_Work instructions_
Each record that follows is to be reproduced character for character, pictures excepted.

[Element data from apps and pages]
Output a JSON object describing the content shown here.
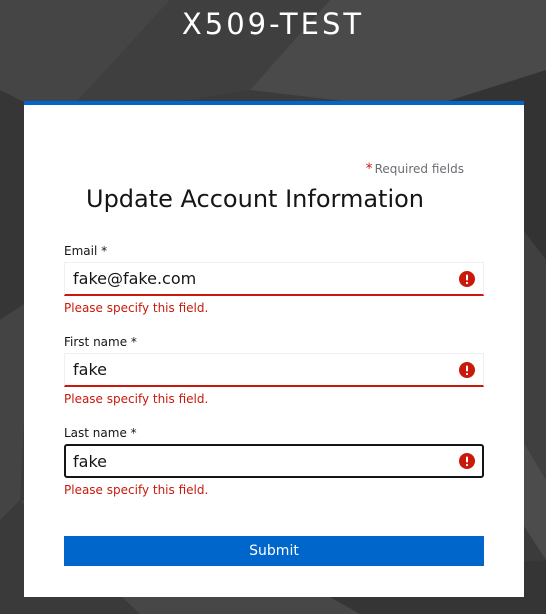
{
  "realm": {
    "title": "X509-TEST"
  },
  "form": {
    "required_star": "*",
    "required_note": "Required fields",
    "title": "Update Account Information",
    "fields": [
      {
        "label": "Email *",
        "value": "fake@fake.com",
        "error": "Please specify this field.",
        "icon": "exclamation-circle-icon"
      },
      {
        "label": "First name *",
        "value": "fake",
        "error": "Please specify this field.",
        "icon": "exclamation-circle-icon"
      },
      {
        "label": "Last name *",
        "value": "fake",
        "error": "Please specify this field.",
        "icon": "exclamation-circle-icon"
      }
    ],
    "submit_label": "Submit"
  },
  "colors": {
    "accent": "#0066cc",
    "error": "#c9190b",
    "text": "#151515",
    "muted": "#6a6e73"
  }
}
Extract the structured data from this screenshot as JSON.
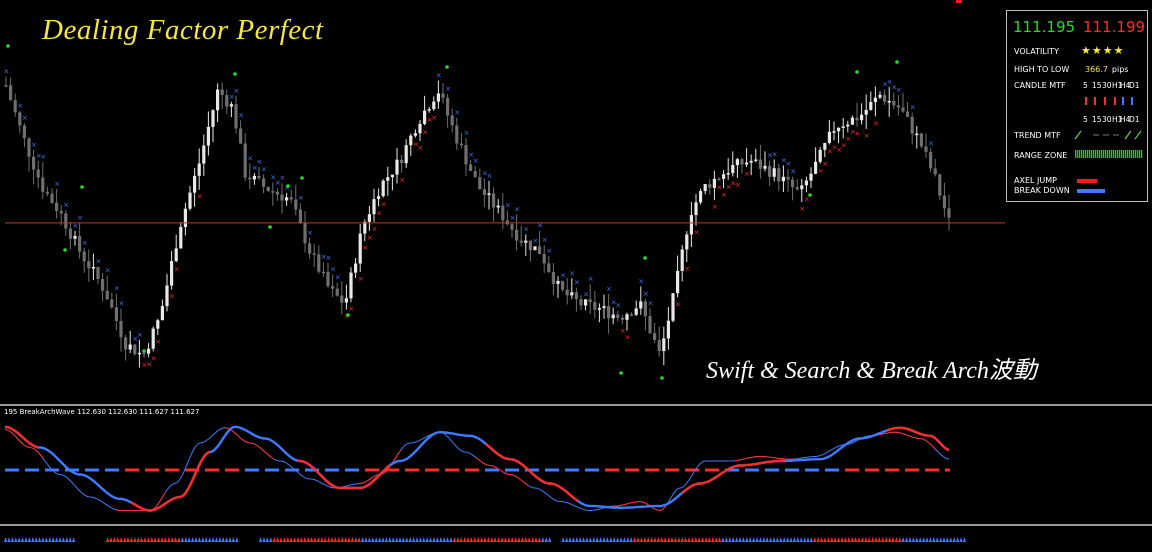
{
  "title": "Dealing Factor Perfect",
  "subtitle": "Swift & Search & Break Arch波動",
  "indicator_label": "195  BreakArchWave 112.630 112.630 111.627 111.627",
  "panel": {
    "bid": "111.195",
    "ask": "111.199",
    "volatility_label": "VOLATILITY",
    "volatility_stars": "★★★★",
    "high_low_label": "HIGH TO LOW",
    "high_low_value": "366.7",
    "high_low_unit": "pips",
    "candle_mtf_label": "CANDLE MTF",
    "timeframes": [
      "5",
      "15",
      "30",
      "H1",
      "H4",
      "D1"
    ],
    "candle_colors": [
      "#ff2a2a",
      "#ff2a2a",
      "#ff2a2a",
      "#ff2a2a",
      "#3e7bff",
      "#3e7bff"
    ],
    "trend_mtf_label": "TREND MTF",
    "range_zone_label": "RANGE ZONE",
    "axel_jump_label": "AXEL JUMP",
    "break_down_label": "BREAK DOWN"
  },
  "colors": {
    "background": "#000000",
    "title": "#f5e642",
    "bull_candle": "#e8e8e8",
    "bear_candle": "#6f6f6f",
    "up_marker": "#ff2a2a",
    "down_marker": "#3e7bff",
    "green_dot": "#22dd22",
    "horizontal_line": "#c0392b"
  },
  "chart_data": {
    "type": "candlestick",
    "price_path": [
      [
        0,
        112.4
      ],
      [
        5,
        112.35
      ],
      [
        22,
        112.15
      ],
      [
        42,
        111.95
      ],
      [
        60,
        111.85
      ],
      [
        80,
        111.7
      ],
      [
        105,
        111.55
      ],
      [
        125,
        111.35
      ],
      [
        143,
        111.3
      ],
      [
        160,
        111.45
      ],
      [
        180,
        111.8
      ],
      [
        200,
        112.05
      ],
      [
        218,
        112.32
      ],
      [
        233,
        112.25
      ],
      [
        245,
        112.0
      ],
      [
        263,
        111.95
      ],
      [
        290,
        111.9
      ],
      [
        310,
        111.7
      ],
      [
        330,
        111.55
      ],
      [
        345,
        111.5
      ],
      [
        363,
        111.8
      ],
      [
        380,
        111.95
      ],
      [
        400,
        112.05
      ],
      [
        418,
        112.2
      ],
      [
        438,
        112.32
      ],
      [
        455,
        112.15
      ],
      [
        478,
        111.95
      ],
      [
        500,
        111.85
      ],
      [
        520,
        111.75
      ],
      [
        540,
        111.7
      ],
      [
        560,
        111.55
      ],
      [
        580,
        111.5
      ],
      [
        600,
        111.48
      ],
      [
        620,
        111.45
      ],
      [
        640,
        111.5
      ],
      [
        660,
        111.3
      ],
      [
        675,
        111.55
      ],
      [
        690,
        111.85
      ],
      [
        705,
        111.95
      ],
      [
        730,
        112.02
      ],
      [
        750,
        112.05
      ],
      [
        775,
        112.0
      ],
      [
        800,
        111.92
      ],
      [
        818,
        112.05
      ],
      [
        835,
        112.18
      ],
      [
        860,
        112.22
      ],
      [
        880,
        112.3
      ],
      [
        900,
        112.25
      ],
      [
        920,
        112.12
      ],
      [
        935,
        111.98
      ],
      [
        950,
        111.8
      ]
    ],
    "reference_price": 111.81,
    "wave_fast": [
      [
        5,
        0.95
      ],
      [
        30,
        0.75
      ],
      [
        60,
        0.45
      ],
      [
        90,
        0.2
      ],
      [
        120,
        0.05
      ],
      [
        150,
        0.05
      ],
      [
        175,
        0.35
      ],
      [
        200,
        0.8
      ],
      [
        225,
        0.97
      ],
      [
        250,
        0.8
      ],
      [
        280,
        0.6
      ],
      [
        310,
        0.4
      ],
      [
        335,
        0.3
      ],
      [
        360,
        0.35
      ],
      [
        380,
        0.45
      ],
      [
        410,
        0.8
      ],
      [
        440,
        0.92
      ],
      [
        465,
        0.7
      ],
      [
        490,
        0.55
      ],
      [
        510,
        0.45
      ],
      [
        535,
        0.3
      ],
      [
        560,
        0.15
      ],
      [
        590,
        0.05
      ],
      [
        615,
        0.1
      ],
      [
        640,
        0.15
      ],
      [
        660,
        0.05
      ],
      [
        680,
        0.3
      ],
      [
        705,
        0.6
      ],
      [
        730,
        0.6
      ],
      [
        760,
        0.65
      ],
      [
        790,
        0.62
      ],
      [
        815,
        0.65
      ],
      [
        845,
        0.78
      ],
      [
        870,
        0.88
      ],
      [
        895,
        0.92
      ],
      [
        920,
        0.85
      ],
      [
        950,
        0.62
      ]
    ],
    "wave_slow": [
      [
        5,
        0.98
      ],
      [
        40,
        0.75
      ],
      [
        80,
        0.45
      ],
      [
        120,
        0.18
      ],
      [
        150,
        0.05
      ],
      [
        180,
        0.2
      ],
      [
        210,
        0.7
      ],
      [
        235,
        0.98
      ],
      [
        265,
        0.85
      ],
      [
        300,
        0.6
      ],
      [
        340,
        0.3
      ],
      [
        360,
        0.3
      ],
      [
        400,
        0.6
      ],
      [
        440,
        0.92
      ],
      [
        470,
        0.88
      ],
      [
        510,
        0.62
      ],
      [
        550,
        0.35
      ],
      [
        590,
        0.1
      ],
      [
        620,
        0.08
      ],
      [
        660,
        0.1
      ],
      [
        700,
        0.35
      ],
      [
        740,
        0.55
      ],
      [
        780,
        0.6
      ],
      [
        820,
        0.62
      ],
      [
        860,
        0.85
      ],
      [
        900,
        0.97
      ],
      [
        930,
        0.88
      ],
      [
        950,
        0.72
      ]
    ],
    "wave_zero": 0.5
  }
}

_Your solution_
Output a JSON object describing the content shown here.
{
  "realm": {
    "title": "X509-TEST"
  },
  "form": {
    "required_star": "*",
    "required_note": "Required fields",
    "title": "Update Account Information",
    "fields": [
      {
        "label": "Email *",
        "value": "fake@fake.com",
        "error": "Please specify this field.",
        "icon": "exclamation-circle-icon"
      },
      {
        "label": "First name *",
        "value": "fake",
        "error": "Please specify this field.",
        "icon": "exclamation-circle-icon"
      },
      {
        "label": "Last name *",
        "value": "fake",
        "error": "Please specify this field.",
        "icon": "exclamation-circle-icon"
      }
    ],
    "submit_label": "Submit"
  },
  "colors": {
    "accent": "#0066cc",
    "error": "#c9190b",
    "text": "#151515",
    "muted": "#6a6e73"
  }
}
Extract the structured data from this screenshot as JSON.
{
  "title": "Dealing Factor Perfect",
  "subtitle": "Swift & Search & Break Arch波動",
  "indicator_label": "195  BreakArchWave 112.630 112.630 111.627 111.627",
  "panel": {
    "bid": "111.195",
    "ask": "111.199",
    "volatility_label": "VOLATILITY",
    "volatility_stars": "★★★★",
    "high_low_label": "HIGH TO LOW",
    "high_low_value": "366.7",
    "high_low_unit": "pips",
    "candle_mtf_label": "CANDLE MTF",
    "timeframes": [
      "5",
      "15",
      "30",
      "H1",
      "H4",
      "D1"
    ],
    "candle_colors": [
      "#ff2a2a",
      "#ff2a2a",
      "#ff2a2a",
      "#ff2a2a",
      "#3e7bff",
      "#3e7bff"
    ],
    "trend_mtf_label": "TREND MTF",
    "range_zone_label": "RANGE ZONE",
    "axel_jump_label": "AXEL JUMP",
    "break_down_label": "BREAK DOWN"
  },
  "colors": {
    "background": "#000000",
    "title": "#f5e642",
    "bull_candle": "#e8e8e8",
    "bear_candle": "#6f6f6f",
    "up_marker": "#ff2a2a",
    "down_marker": "#3e7bff",
    "green_dot": "#22dd22",
    "horizontal_line": "#c0392b"
  },
  "chart_data": {
    "type": "candlestick",
    "price_path": [
      [
        0,
        112.4
      ],
      [
        5,
        112.35
      ],
      [
        22,
        112.15
      ],
      [
        42,
        111.95
      ],
      [
        60,
        111.85
      ],
      [
        80,
        111.7
      ],
      [
        105,
        111.55
      ],
      [
        125,
        111.35
      ],
      [
        143,
        111.3
      ],
      [
        160,
        111.45
      ],
      [
        180,
        111.8
      ],
      [
        200,
        112.05
      ],
      [
        218,
        112.32
      ],
      [
        233,
        112.25
      ],
      [
        245,
        112.0
      ],
      [
        263,
        111.95
      ],
      [
        290,
        111.9
      ],
      [
        310,
        111.7
      ],
      [
        330,
        111.55
      ],
      [
        345,
        111.5
      ],
      [
        363,
        111.8
      ],
      [
        380,
        111.95
      ],
      [
        400,
        112.05
      ],
      [
        418,
        112.2
      ],
      [
        438,
        112.32
      ],
      [
        455,
        112.15
      ],
      [
        478,
        111.95
      ],
      [
        500,
        111.85
      ],
      [
        520,
        111.75
      ],
      [
        540,
        111.7
      ],
      [
        560,
        111.55
      ],
      [
        580,
        111.5
      ],
      [
        600,
        111.48
      ],
      [
        620,
        111.45
      ],
      [
        640,
        111.5
      ],
      [
        660,
        111.3
      ],
      [
        675,
        111.55
      ],
      [
        690,
        111.85
      ],
      [
        705,
        111.95
      ],
      [
        730,
        112.02
      ],
      [
        750,
        112.05
      ],
      [
        775,
        112.0
      ],
      [
        800,
        111.92
      ],
      [
        818,
        112.05
      ],
      [
        835,
        112.18
      ],
      [
        860,
        112.22
      ],
      [
        880,
        112.3
      ],
      [
        900,
        112.25
      ],
      [
        920,
        112.12
      ],
      [
        935,
        111.98
      ],
      [
        950,
        111.8
      ]
    ],
    "reference_price": 111.81,
    "wave_fast": [
      [
        5,
        0.95
      ],
      [
        30,
        0.75
      ],
      [
        60,
        0.45
      ],
      [
        90,
        0.2
      ],
      [
        120,
        0.05
      ],
      [
        150,
        0.05
      ],
      [
        175,
        0.35
      ],
      [
        200,
        0.8
      ],
      [
        225,
        0.97
      ],
      [
        250,
        0.8
      ],
      [
        280,
        0.6
      ],
      [
        310,
        0.4
      ],
      [
        335,
        0.3
      ],
      [
        360,
        0.35
      ],
      [
        380,
        0.45
      ],
      [
        410,
        0.8
      ],
      [
        440,
        0.92
      ],
      [
        465,
        0.7
      ],
      [
        490,
        0.55
      ],
      [
        510,
        0.45
      ],
      [
        535,
        0.3
      ],
      [
        560,
        0.15
      ],
      [
        590,
        0.05
      ],
      [
        615,
        0.1
      ],
      [
        640,
        0.15
      ],
      [
        660,
        0.05
      ],
      [
        680,
        0.3
      ],
      [
        705,
        0.6
      ],
      [
        730,
        0.6
      ],
      [
        760,
        0.65
      ],
      [
        790,
        0.62
      ],
      [
        815,
        0.65
      ],
      [
        845,
        0.78
      ],
      [
        870,
        0.88
      ],
      [
        895,
        0.92
      ],
      [
        920,
        0.85
      ],
      [
        950,
        0.62
      ]
    ],
    "wave_slow": [
      [
        5,
        0.98
      ],
      [
        40,
        0.75
      ],
      [
        80,
        0.45
      ],
      [
        120,
        0.18
      ],
      [
        150,
        0.05
      ],
      [
        180,
        0.2
      ],
      [
        210,
        0.7
      ],
      [
        235,
        0.98
      ],
      [
        265,
        0.85
      ],
      [
        300,
        0.6
      ],
      [
        340,
        0.3
      ],
      [
        360,
        0.3
      ],
      [
        400,
        0.6
      ],
      [
        440,
        0.92
      ],
      [
        470,
        0.88
      ],
      [
        510,
        0.62
      ],
      [
        550,
        0.35
      ],
      [
        590,
        0.1
      ],
      [
        620,
        0.08
      ],
      [
        660,
        0.1
      ],
      [
        700,
        0.35
      ],
      [
        740,
        0.55
      ],
      [
        780,
        0.6
      ],
      [
        820,
        0.62
      ],
      [
        860,
        0.85
      ],
      [
        900,
        0.97
      ],
      [
        930,
        0.88
      ],
      [
        950,
        0.72
      ]
    ],
    "wave_zero": 0.5
  }
}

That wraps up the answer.